**PROBLEM TO WORK ON:** Please write each record out again word for word.

App and web page records
# # # #
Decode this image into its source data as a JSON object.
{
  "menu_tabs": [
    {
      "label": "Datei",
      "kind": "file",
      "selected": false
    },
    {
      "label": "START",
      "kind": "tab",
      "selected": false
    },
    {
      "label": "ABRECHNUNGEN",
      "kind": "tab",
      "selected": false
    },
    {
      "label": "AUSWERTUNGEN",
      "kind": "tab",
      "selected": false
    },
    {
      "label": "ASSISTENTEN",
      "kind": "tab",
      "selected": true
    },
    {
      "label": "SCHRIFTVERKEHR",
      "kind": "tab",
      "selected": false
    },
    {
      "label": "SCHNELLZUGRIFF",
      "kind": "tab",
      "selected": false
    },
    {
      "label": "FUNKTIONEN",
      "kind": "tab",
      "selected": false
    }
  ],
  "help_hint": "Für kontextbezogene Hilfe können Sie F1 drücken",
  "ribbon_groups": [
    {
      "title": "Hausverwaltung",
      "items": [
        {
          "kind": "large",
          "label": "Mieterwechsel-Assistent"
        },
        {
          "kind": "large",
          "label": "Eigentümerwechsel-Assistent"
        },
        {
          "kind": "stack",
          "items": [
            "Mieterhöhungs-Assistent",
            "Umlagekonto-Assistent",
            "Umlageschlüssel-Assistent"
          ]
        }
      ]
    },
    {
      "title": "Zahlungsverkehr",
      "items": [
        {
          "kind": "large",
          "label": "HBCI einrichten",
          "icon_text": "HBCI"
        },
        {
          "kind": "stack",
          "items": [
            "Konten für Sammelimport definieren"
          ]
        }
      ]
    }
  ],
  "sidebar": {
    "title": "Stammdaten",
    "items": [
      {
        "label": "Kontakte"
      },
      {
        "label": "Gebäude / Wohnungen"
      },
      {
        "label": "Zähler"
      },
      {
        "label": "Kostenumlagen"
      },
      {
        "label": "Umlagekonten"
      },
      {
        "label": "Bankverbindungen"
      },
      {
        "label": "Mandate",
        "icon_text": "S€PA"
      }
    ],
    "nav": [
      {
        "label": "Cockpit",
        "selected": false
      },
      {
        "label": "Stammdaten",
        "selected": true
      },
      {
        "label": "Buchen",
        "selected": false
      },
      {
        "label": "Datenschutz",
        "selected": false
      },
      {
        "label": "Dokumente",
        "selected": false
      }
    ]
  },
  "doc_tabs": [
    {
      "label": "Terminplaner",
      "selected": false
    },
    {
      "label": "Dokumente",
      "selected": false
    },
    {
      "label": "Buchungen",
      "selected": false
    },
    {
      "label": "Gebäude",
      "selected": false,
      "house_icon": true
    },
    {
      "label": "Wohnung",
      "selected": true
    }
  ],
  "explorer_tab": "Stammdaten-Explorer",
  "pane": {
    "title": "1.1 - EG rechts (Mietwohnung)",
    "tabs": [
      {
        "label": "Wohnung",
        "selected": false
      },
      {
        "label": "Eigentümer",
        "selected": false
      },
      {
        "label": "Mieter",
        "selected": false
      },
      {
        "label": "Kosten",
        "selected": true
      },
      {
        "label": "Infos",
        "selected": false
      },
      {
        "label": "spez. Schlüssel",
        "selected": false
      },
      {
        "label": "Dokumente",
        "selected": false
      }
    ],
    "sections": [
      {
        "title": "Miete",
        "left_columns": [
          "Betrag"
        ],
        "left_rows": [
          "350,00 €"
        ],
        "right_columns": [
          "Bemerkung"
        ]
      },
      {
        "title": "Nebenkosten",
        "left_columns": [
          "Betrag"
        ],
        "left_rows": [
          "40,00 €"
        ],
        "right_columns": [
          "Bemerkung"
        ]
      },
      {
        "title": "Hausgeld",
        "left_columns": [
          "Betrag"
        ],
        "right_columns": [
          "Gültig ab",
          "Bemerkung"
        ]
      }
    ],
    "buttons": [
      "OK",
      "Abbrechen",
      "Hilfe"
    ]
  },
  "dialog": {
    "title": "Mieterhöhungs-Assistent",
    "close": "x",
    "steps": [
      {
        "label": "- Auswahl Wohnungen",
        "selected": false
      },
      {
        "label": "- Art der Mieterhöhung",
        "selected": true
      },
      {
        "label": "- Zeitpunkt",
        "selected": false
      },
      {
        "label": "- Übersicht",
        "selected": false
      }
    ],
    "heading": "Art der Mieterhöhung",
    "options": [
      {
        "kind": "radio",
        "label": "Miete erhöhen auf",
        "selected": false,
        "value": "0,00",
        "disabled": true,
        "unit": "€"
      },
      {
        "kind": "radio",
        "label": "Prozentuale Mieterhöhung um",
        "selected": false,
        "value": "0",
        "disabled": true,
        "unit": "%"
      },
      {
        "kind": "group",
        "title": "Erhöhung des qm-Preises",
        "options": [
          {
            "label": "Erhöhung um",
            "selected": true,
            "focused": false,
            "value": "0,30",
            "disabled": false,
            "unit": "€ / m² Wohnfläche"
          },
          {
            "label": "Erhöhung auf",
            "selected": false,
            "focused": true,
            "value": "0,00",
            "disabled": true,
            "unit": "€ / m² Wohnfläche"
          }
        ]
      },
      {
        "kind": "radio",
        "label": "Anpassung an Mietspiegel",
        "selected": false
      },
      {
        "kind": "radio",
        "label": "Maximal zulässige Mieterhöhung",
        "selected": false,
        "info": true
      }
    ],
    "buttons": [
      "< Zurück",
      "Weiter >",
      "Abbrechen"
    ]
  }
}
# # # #
**WORKED SOLUTION:**
Decode this image into its source data as a JSON object.
{
  "menu_tabs": [
    {
      "label": "Datei",
      "kind": "file",
      "selected": false
    },
    {
      "label": "START",
      "kind": "tab",
      "selected": false
    },
    {
      "label": "ABRECHNUNGEN",
      "kind": "tab",
      "selected": false
    },
    {
      "label": "AUSWERTUNGEN",
      "kind": "tab",
      "selected": false
    },
    {
      "label": "ASSISTENTEN",
      "kind": "tab",
      "selected": true
    },
    {
      "label": "SCHRIFTVERKEHR",
      "kind": "tab",
      "selected": false
    },
    {
      "label": "SCHNELLZUGRIFF",
      "kind": "tab",
      "selected": false
    },
    {
      "label": "FUNKTIONEN",
      "kind": "tab",
      "selected": false
    }
  ],
  "help_hint": "Für kontextbezogene Hilfe können Sie F1 drücken",
  "ribbon_groups": [
    {
      "title": "Hausverwaltung",
      "items": [
        {
          "kind": "large",
          "label": "Mieterwechsel-Assistent"
        },
        {
          "kind": "large",
          "label": "Eigentümerwechsel-Assistent"
        },
        {
          "kind": "stack",
          "items": [
            "Mieterhöhungs-Assistent",
            "Umlagekonto-Assistent",
            "Umlageschlüssel-Assistent"
          ]
        }
      ]
    },
    {
      "title": "Zahlungsverkehr",
      "items": [
        {
          "kind": "large",
          "label": "HBCI einrichten",
          "icon_text": "HBCI"
        },
        {
          "kind": "stack",
          "items": [
            "Konten für Sammelimport definieren"
          ]
        }
      ]
    }
  ],
  "sidebar": {
    "title": "Stammdaten",
    "items": [
      {
        "label": "Kontakte"
      },
      {
        "label": "Gebäude / Wohnungen"
      },
      {
        "label": "Zähler"
      },
      {
        "label": "Kostenumlagen"
      },
      {
        "label": "Umlagekonten"
      },
      {
        "label": "Bankverbindungen"
      },
      {
        "label": "Mandate",
        "icon_text": "S€PA"
      }
    ],
    "nav": [
      {
        "label": "Cockpit",
        "selected": false
      },
      {
        "label": "Stammdaten",
        "selected": true
      },
      {
        "label": "Buchen",
        "selected": false
      },
      {
        "label": "Datenschutz",
        "selected": false
      },
      {
        "label": "Dokumente",
        "selected": false
      }
    ]
  },
  "doc_tabs": [
    {
      "label": "Terminplaner",
      "selected": false
    },
    {
      "label": "Dokumente",
      "selected": false
    },
    {
      "label": "Buchungen",
      "selected": false
    },
    {
      "label": "Gebäude",
      "selected": false,
      "house_icon": true
    },
    {
      "label": "Wohnung",
      "selected": true
    }
  ],
  "explorer_tab": "Stammdaten-Explorer",
  "pane": {
    "title": "1.1 - EG rechts (Mietwohnung)",
    "tabs": [
      {
        "label": "Wohnung",
        "selected": false
      },
      {
        "label": "Eigentümer",
        "selected": false
      },
      {
        "label": "Mieter",
        "selected": false
      },
      {
        "label": "Kosten",
        "selected": true
      },
      {
        "label": "Infos",
        "selected": false
      },
      {
        "label": "spez. Schlüssel",
        "selected": false
      },
      {
        "label": "Dokumente",
        "selected": false
      }
    ],
    "sections": [
      {
        "title": "Miete",
        "left_columns": [
          "Betrag"
        ],
        "left_rows": [
          "350,00 €"
        ],
        "right_columns": [
          "Bemerkung"
        ]
      },
      {
        "title": "Nebenkosten",
        "left_columns": [
          "Betrag"
        ],
        "left_rows": [
          "40,00 €"
        ],
        "right_columns": [
          "Bemerkung"
        ]
      },
      {
        "title": "Hausgeld",
        "left_columns": [
          "Betrag"
        ],
        "right_columns": [
          "Gültig ab",
          "Bemerkung"
        ]
      }
    ],
    "buttons": [
      "OK",
      "Abbrechen",
      "Hilfe"
    ]
  },
  "dialog": {
    "title": "Mieterhöhungs-Assistent",
    "close": "x",
    "steps": [
      {
        "label": "- Auswahl Wohnungen",
        "selected": false
      },
      {
        "label": "- Art der Mieterhöhung",
        "selected": true
      },
      {
        "label": "- Zeitpunkt",
        "selected": false
      },
      {
        "label": "- Übersicht",
        "selected": false
      }
    ],
    "heading": "Art der Mieterhöhung",
    "options": [
      {
        "kind": "radio",
        "label": "Miete erhöhen auf",
        "selected": false,
        "value": "0,00",
        "disabled": true,
        "unit": "€"
      },
      {
        "kind": "radio",
        "label": "Prozentuale Mieterhöhung um",
        "selected": false,
        "value": "0",
        "disabled": true,
        "unit": "%"
      },
      {
        "kind": "group",
        "title": "Erhöhung des qm-Preises",
        "options": [
          {
            "label": "Erhöhung um",
            "selected": true,
            "focused": false,
            "value": "0,30",
            "disabled": false,
            "unit": "€ / m² Wohnfläche"
          },
          {
            "label": "Erhöhung auf",
            "selected": false,
            "focused": true,
            "value": "0,00",
            "disabled": true,
            "unit": "€ / m² Wohnfläche"
          }
        ]
      },
      {
        "kind": "radio",
        "label": "Anpassung an Mietspiegel",
        "selected": false
      },
      {
        "kind": "radio",
        "label": "Maximal zulässige Mieterhöhung",
        "selected": false,
        "info": true
      }
    ],
    "buttons": [
      "< Zurück",
      "Weiter >",
      "Abbrechen"
    ]
  }
}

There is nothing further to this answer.